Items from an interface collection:
★ ★ ★ ★ ★
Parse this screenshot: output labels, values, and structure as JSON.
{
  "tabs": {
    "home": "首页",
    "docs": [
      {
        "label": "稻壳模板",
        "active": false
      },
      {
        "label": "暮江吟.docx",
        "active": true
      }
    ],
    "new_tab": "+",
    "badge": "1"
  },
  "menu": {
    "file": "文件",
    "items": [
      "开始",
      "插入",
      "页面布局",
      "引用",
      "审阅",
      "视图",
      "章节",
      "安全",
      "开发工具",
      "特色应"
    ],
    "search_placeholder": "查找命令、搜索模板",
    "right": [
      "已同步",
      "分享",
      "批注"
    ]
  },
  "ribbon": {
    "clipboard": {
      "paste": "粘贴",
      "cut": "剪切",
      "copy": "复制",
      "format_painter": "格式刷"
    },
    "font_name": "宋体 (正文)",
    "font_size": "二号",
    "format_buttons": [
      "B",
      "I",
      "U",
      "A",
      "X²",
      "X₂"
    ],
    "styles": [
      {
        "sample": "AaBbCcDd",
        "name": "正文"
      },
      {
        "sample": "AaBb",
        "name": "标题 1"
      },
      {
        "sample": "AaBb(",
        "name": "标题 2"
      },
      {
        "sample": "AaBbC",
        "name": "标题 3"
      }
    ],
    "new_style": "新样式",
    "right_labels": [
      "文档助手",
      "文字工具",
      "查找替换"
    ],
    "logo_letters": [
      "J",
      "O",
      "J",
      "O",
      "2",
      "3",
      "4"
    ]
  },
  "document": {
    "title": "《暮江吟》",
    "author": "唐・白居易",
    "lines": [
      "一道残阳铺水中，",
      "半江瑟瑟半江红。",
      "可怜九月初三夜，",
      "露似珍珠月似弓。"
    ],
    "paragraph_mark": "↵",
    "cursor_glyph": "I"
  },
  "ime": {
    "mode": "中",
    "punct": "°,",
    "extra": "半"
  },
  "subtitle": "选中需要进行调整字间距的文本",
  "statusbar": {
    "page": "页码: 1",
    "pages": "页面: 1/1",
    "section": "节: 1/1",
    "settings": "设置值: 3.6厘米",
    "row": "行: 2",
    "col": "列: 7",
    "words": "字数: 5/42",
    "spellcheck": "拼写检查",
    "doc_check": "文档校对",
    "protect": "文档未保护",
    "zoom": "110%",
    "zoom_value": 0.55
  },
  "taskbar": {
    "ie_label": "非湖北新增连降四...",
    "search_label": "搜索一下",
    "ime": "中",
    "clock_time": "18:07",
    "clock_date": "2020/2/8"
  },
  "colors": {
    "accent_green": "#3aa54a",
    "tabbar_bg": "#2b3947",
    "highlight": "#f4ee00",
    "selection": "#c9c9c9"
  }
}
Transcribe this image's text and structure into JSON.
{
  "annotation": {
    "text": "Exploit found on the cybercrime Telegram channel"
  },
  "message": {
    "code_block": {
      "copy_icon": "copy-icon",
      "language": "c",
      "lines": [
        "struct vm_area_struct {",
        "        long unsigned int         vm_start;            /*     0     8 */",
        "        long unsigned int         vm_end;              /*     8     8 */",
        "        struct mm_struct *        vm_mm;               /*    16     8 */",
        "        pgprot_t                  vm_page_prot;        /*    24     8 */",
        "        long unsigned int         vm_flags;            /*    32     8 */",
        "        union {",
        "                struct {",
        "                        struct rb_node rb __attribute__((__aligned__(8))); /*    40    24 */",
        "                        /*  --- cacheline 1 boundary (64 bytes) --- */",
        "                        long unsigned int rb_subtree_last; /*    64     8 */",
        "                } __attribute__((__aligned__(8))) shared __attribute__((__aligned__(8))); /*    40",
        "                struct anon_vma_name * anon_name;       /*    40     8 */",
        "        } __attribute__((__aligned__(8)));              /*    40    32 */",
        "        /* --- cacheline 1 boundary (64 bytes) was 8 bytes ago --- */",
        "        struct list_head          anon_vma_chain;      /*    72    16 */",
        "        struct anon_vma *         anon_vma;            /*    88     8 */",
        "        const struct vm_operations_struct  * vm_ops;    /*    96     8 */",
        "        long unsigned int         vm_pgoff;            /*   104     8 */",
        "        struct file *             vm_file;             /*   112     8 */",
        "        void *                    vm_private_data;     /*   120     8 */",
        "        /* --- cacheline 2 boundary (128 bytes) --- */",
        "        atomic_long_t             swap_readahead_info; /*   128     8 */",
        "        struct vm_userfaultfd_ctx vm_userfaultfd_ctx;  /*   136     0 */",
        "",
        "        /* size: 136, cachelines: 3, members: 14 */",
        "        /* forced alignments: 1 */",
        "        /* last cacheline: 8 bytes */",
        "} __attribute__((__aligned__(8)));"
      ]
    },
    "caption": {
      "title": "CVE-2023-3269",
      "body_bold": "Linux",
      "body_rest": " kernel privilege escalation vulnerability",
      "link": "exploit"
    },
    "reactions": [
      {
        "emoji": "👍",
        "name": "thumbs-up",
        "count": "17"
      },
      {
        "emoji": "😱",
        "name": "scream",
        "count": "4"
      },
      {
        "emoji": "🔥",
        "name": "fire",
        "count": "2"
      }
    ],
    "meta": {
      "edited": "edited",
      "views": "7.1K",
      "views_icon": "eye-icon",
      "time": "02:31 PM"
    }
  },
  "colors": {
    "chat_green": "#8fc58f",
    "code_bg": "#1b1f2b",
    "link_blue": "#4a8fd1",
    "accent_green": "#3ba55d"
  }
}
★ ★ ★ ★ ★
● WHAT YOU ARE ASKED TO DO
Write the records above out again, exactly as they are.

● YOUR RESPONSE
Parse this screenshot: output labels, values, and structure as JSON.
{
  "tabs": {
    "home": "首页",
    "docs": [
      {
        "label": "稻壳模板",
        "active": false
      },
      {
        "label": "暮江吟.docx",
        "active": true
      }
    ],
    "new_tab": "+",
    "badge": "1"
  },
  "menu": {
    "file": "文件",
    "items": [
      "开始",
      "插入",
      "页面布局",
      "引用",
      "审阅",
      "视图",
      "章节",
      "安全",
      "开发工具",
      "特色应"
    ],
    "search_placeholder": "查找命令、搜索模板",
    "right": [
      "已同步",
      "分享",
      "批注"
    ]
  },
  "ribbon": {
    "clipboard": {
      "paste": "粘贴",
      "cut": "剪切",
      "copy": "复制",
      "format_painter": "格式刷"
    },
    "font_name": "宋体 (正文)",
    "font_size": "二号",
    "format_buttons": [
      "B",
      "I",
      "U",
      "A",
      "X²",
      "X₂"
    ],
    "styles": [
      {
        "sample": "AaBbCcDd",
        "name": "正文"
      },
      {
        "sample": "AaBb",
        "name": "标题 1"
      },
      {
        "sample": "AaBb(",
        "name": "标题 2"
      },
      {
        "sample": "AaBbC",
        "name": "标题 3"
      }
    ],
    "new_style": "新样式",
    "right_labels": [
      "文档助手",
      "文字工具",
      "查找替换"
    ],
    "logo_letters": [
      "J",
      "O",
      "J",
      "O",
      "2",
      "3",
      "4"
    ]
  },
  "document": {
    "title": "《暮江吟》",
    "author": "唐・白居易",
    "lines": [
      "一道残阳铺水中，",
      "半江瑟瑟半江红。",
      "可怜九月初三夜，",
      "露似珍珠月似弓。"
    ],
    "paragraph_mark": "↵",
    "cursor_glyph": "I"
  },
  "ime": {
    "mode": "中",
    "punct": "°,",
    "extra": "半"
  },
  "subtitle": "选中需要进行调整字间距的文本",
  "statusbar": {
    "page": "页码: 1",
    "pages": "页面: 1/1",
    "section": "节: 1/1",
    "settings": "设置值: 3.6厘米",
    "row": "行: 2",
    "col": "列: 7",
    "words": "字数: 5/42",
    "spellcheck": "拼写检查",
    "doc_check": "文档校对",
    "protect": "文档未保护",
    "zoom": "110%",
    "zoom_value": 0.55
  },
  "taskbar": {
    "ie_label": "非湖北新增连降四...",
    "search_label": "搜索一下",
    "ime": "中",
    "clock_time": "18:07",
    "clock_date": "2020/2/8"
  },
  "colors": {
    "accent_green": "#3aa54a",
    "tabbar_bg": "#2b3947",
    "highlight": "#f4ee00",
    "selection": "#c9c9c9"
  }
}
Transcribe this image's text and structure into JSON.
{
  "annotation": {
    "text": "Exploit found on the cybercrime Telegram channel"
  },
  "message": {
    "code_block": {
      "copy_icon": "copy-icon",
      "language": "c",
      "lines": [
        "struct vm_area_struct {",
        "        long unsigned int         vm_start;            /*     0     8 */",
        "        long unsigned int         vm_end;              /*     8     8 */",
        "        struct mm_struct *        vm_mm;               /*    16     8 */",
        "        pgprot_t                  vm_page_prot;        /*    24     8 */",
        "        long unsigned int         vm_flags;            /*    32     8 */",
        "        union {",
        "                struct {",
        "                        struct rb_node rb __attribute__((__aligned__(8))); /*    40    24 */",
        "                        /*  --- cacheline 1 boundary (64 bytes) --- */",
        "                        long unsigned int rb_subtree_last; /*    64     8 */",
        "                } __attribute__((__aligned__(8))) shared __attribute__((__aligned__(8))); /*    40",
        "                struct anon_vma_name * anon_name;       /*    40     8 */",
        "        } __attribute__((__aligned__(8)));              /*    40    32 */",
        "        /* --- cacheline 1 boundary (64 bytes) was 8 bytes ago --- */",
        "        struct list_head          anon_vma_chain;      /*    72    16 */",
        "        struct anon_vma *         anon_vma;            /*    88     8 */",
        "        const struct vm_operations_struct  * vm_ops;    /*    96     8 */",
        "        long unsigned int         vm_pgoff;            /*   104     8 */",
        "        struct file *             vm_file;             /*   112     8 */",
        "        void *                    vm_private_data;     /*   120     8 */",
        "        /* --- cacheline 2 boundary (128 bytes) --- */",
        "        atomic_long_t             swap_readahead_info; /*   128     8 */",
        "        struct vm_userfaultfd_ctx vm_userfaultfd_ctx;  /*   136     0 */",
        "",
        "        /* size: 136, cachelines: 3, members: 14 */",
        "        /* forced alignments: 1 */",
        "        /* last cacheline: 8 bytes */",
        "} __attribute__((__aligned__(8)));"
      ]
    },
    "caption": {
      "title": "CVE-2023-3269",
      "body_bold": "Linux",
      "body_rest": " kernel privilege escalation vulnerability",
      "link": "exploit"
    },
    "reactions": [
      {
        "emoji": "👍",
        "name": "thumbs-up",
        "count": "17"
      },
      {
        "emoji": "😱",
        "name": "scream",
        "count": "4"
      },
      {
        "emoji": "🔥",
        "name": "fire",
        "count": "2"
      }
    ],
    "meta": {
      "edited": "edited",
      "views": "7.1K",
      "views_icon": "eye-icon",
      "time": "02:31 PM"
    }
  },
  "colors": {
    "chat_green": "#8fc58f",
    "code_bg": "#1b1f2b",
    "link_blue": "#4a8fd1",
    "accent_green": "#3ba55d"
  }
}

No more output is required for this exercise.